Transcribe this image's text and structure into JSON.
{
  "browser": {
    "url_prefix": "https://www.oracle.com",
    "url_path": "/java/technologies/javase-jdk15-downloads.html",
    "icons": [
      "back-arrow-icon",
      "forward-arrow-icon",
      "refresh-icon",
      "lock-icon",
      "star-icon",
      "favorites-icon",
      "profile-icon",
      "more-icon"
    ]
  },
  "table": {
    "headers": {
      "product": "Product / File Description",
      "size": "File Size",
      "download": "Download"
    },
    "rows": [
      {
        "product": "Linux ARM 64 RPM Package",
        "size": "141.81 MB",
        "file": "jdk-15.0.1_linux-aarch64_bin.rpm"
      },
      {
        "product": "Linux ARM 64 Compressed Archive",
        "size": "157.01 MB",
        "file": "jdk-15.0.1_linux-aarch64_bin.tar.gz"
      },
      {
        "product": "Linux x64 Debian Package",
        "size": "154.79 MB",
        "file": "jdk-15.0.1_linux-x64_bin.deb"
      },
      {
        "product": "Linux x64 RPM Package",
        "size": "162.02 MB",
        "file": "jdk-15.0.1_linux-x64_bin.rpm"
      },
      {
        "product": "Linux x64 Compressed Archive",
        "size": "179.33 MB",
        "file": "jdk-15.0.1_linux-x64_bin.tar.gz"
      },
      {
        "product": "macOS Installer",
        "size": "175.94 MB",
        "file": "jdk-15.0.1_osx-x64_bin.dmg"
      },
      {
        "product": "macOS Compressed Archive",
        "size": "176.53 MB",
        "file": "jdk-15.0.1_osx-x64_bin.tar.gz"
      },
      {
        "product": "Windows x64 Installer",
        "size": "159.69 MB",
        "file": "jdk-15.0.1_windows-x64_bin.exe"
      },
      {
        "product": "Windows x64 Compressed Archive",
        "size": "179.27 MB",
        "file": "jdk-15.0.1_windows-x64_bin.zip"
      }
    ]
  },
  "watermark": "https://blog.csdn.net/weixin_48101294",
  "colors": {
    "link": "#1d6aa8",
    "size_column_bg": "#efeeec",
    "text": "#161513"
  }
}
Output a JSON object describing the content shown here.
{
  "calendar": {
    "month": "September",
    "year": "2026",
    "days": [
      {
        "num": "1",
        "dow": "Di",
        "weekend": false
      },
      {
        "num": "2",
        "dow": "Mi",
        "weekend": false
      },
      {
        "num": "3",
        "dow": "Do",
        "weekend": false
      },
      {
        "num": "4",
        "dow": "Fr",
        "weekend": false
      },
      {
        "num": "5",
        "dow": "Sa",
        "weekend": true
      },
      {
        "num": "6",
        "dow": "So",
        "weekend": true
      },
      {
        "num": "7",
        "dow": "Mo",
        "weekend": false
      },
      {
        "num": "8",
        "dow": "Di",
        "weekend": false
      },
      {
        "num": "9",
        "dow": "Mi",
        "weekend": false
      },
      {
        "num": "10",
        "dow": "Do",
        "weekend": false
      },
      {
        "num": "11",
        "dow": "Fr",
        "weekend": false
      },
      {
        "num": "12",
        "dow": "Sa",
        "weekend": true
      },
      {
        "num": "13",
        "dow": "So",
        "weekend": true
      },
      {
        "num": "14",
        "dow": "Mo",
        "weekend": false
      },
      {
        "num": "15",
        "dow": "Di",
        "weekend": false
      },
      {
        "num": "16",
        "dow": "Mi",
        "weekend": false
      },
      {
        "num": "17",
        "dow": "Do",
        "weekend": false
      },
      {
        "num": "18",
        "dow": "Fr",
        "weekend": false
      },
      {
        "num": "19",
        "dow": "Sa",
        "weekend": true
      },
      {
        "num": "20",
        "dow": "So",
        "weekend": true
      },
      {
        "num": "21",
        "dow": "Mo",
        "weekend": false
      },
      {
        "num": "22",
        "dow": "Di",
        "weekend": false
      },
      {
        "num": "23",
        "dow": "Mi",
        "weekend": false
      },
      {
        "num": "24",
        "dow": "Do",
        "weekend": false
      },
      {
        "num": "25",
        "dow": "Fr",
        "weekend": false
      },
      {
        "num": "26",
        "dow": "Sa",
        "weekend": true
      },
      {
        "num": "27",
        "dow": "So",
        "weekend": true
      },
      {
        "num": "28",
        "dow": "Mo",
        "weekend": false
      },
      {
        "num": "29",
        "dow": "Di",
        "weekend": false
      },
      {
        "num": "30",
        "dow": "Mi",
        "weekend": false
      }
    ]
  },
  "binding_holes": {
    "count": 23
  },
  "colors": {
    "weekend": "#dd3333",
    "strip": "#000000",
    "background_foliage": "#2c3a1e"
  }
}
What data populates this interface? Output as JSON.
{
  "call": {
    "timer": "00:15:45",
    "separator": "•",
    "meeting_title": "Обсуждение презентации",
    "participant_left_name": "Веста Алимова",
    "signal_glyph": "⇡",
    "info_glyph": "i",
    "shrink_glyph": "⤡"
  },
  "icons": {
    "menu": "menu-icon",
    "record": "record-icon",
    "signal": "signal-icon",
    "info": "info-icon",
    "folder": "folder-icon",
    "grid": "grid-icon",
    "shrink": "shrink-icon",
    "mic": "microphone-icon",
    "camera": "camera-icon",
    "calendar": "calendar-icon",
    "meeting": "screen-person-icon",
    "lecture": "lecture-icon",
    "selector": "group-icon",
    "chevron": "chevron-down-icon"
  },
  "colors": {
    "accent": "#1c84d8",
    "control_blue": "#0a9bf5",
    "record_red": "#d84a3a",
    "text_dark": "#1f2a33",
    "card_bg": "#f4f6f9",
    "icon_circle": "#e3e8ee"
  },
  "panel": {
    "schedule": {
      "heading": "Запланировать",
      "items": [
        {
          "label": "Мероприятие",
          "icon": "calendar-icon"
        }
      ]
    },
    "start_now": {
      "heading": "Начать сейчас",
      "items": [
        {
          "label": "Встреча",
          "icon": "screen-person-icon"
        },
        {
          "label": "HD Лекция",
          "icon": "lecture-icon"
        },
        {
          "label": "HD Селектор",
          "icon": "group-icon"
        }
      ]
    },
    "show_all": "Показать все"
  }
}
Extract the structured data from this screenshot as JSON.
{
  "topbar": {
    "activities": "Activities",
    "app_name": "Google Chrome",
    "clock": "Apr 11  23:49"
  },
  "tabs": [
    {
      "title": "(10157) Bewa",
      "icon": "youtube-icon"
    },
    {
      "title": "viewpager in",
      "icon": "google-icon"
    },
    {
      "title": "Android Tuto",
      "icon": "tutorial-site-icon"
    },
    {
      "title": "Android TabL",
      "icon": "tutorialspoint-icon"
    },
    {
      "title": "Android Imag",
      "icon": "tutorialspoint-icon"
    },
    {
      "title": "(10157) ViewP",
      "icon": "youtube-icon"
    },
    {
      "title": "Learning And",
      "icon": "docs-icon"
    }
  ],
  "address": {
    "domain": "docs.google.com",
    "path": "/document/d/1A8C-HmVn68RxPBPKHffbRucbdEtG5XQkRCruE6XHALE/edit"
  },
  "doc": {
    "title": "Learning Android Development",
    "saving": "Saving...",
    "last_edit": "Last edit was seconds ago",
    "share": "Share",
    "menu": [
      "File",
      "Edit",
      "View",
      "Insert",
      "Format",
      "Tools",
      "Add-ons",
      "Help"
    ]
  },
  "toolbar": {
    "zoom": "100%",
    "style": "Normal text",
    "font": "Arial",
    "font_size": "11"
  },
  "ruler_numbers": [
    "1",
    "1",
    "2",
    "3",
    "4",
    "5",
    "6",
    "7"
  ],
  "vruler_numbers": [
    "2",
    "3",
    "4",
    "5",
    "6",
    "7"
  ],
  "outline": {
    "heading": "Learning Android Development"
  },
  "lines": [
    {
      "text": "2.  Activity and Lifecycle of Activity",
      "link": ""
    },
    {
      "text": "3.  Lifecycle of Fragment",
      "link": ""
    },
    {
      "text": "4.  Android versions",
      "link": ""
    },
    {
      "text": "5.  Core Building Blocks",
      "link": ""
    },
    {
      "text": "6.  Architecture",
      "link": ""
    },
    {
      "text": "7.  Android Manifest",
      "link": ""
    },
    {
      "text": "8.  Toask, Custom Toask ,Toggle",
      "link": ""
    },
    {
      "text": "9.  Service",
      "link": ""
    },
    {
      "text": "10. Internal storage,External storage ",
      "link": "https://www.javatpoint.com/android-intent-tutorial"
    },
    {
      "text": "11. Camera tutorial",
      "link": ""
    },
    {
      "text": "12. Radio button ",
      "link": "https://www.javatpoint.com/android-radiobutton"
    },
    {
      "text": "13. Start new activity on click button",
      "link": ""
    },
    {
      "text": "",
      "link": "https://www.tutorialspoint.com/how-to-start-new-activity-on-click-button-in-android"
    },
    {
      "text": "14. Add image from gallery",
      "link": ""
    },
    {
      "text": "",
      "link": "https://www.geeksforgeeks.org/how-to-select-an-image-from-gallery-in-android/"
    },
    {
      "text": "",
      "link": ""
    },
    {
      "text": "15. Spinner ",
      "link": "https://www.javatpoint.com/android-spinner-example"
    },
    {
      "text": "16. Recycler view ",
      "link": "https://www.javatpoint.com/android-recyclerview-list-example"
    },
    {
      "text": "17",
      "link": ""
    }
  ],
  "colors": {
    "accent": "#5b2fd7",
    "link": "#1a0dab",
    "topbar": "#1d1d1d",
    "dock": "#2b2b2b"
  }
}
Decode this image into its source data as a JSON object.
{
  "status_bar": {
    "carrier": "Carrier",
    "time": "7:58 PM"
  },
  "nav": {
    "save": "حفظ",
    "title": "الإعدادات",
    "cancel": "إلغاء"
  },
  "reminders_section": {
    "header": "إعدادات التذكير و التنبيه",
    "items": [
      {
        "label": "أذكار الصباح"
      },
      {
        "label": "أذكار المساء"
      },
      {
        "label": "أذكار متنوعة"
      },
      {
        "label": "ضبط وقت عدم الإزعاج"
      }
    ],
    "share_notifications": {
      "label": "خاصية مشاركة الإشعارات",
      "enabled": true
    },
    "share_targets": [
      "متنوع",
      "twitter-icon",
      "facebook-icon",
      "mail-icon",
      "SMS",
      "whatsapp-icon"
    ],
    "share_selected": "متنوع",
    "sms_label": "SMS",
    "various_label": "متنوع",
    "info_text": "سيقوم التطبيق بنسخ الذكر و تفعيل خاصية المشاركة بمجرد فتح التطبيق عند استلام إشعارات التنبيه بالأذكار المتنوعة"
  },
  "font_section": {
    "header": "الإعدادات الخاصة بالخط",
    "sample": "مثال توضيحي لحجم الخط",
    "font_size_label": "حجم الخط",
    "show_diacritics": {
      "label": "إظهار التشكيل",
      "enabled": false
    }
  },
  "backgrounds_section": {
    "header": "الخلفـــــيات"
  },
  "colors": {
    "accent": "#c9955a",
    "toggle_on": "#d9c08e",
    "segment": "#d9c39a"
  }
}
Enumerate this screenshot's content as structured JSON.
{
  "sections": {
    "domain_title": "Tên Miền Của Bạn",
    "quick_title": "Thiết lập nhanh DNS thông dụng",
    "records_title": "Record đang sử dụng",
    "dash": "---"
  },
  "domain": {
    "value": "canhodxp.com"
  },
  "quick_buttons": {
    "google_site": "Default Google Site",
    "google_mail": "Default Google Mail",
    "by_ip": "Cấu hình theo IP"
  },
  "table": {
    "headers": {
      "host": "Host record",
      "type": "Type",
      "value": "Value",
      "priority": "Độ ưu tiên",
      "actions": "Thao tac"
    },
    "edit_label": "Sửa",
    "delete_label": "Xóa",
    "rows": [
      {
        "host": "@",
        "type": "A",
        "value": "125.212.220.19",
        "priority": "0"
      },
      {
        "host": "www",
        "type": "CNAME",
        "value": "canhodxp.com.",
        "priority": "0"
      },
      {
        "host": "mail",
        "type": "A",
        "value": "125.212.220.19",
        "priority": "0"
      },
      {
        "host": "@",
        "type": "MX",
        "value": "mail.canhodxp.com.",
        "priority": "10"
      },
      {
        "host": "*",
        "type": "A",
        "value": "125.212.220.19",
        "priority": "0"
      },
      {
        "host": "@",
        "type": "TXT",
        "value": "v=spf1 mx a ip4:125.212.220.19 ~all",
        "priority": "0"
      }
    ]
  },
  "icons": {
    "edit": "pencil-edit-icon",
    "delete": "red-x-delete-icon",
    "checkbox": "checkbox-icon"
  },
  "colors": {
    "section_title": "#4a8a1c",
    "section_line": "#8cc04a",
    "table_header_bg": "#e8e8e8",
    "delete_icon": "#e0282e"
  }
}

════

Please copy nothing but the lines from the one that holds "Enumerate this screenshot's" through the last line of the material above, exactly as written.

TASK SOLUTION:
Enumerate this screenshot's content as structured JSON.
{
  "sections": {
    "domain_title": "Tên Miền Của Bạn",
    "quick_title": "Thiết lập nhanh DNS thông dụng",
    "records_title": "Record đang sử dụng",
    "dash": "---"
  },
  "domain": {
    "value": "canhodxp.com"
  },
  "quick_buttons": {
    "google_site": "Default Google Site",
    "google_mail": "Default Google Mail",
    "by_ip": "Cấu hình theo IP"
  },
  "table": {
    "headers": {
      "host": "Host record",
      "type": "Type",
      "value": "Value",
      "priority": "Độ ưu tiên",
      "actions": "Thao tac"
    },
    "edit_label": "Sửa",
    "delete_label": "Xóa",
    "rows": [
      {
        "host": "@",
        "type": "A",
        "value": "125.212.220.19",
        "priority": "0"
      },
      {
        "host": "www",
        "type": "CNAME",
        "value": "canhodxp.com.",
        "priority": "0"
      },
      {
        "host": "mail",
        "type": "A",
        "value": "125.212.220.19",
        "priority": "0"
      },
      {
        "host": "@",
        "type": "MX",
        "value": "mail.canhodxp.com.",
        "priority": "10"
      },
      {
        "host": "*",
        "type": "A",
        "value": "125.212.220.19",
        "priority": "0"
      },
      {
        "host": "@",
        "type": "TXT",
        "value": "v=spf1 mx a ip4:125.212.220.19 ~all",
        "priority": "0"
      }
    ]
  },
  "icons": {
    "edit": "pencil-edit-icon",
    "delete": "red-x-delete-icon",
    "checkbox": "checkbox-icon"
  },
  "colors": {
    "section_title": "#4a8a1c",
    "section_line": "#8cc04a",
    "table_header_bg": "#e8e8e8",
    "delete_icon": "#e0282e"
  }
}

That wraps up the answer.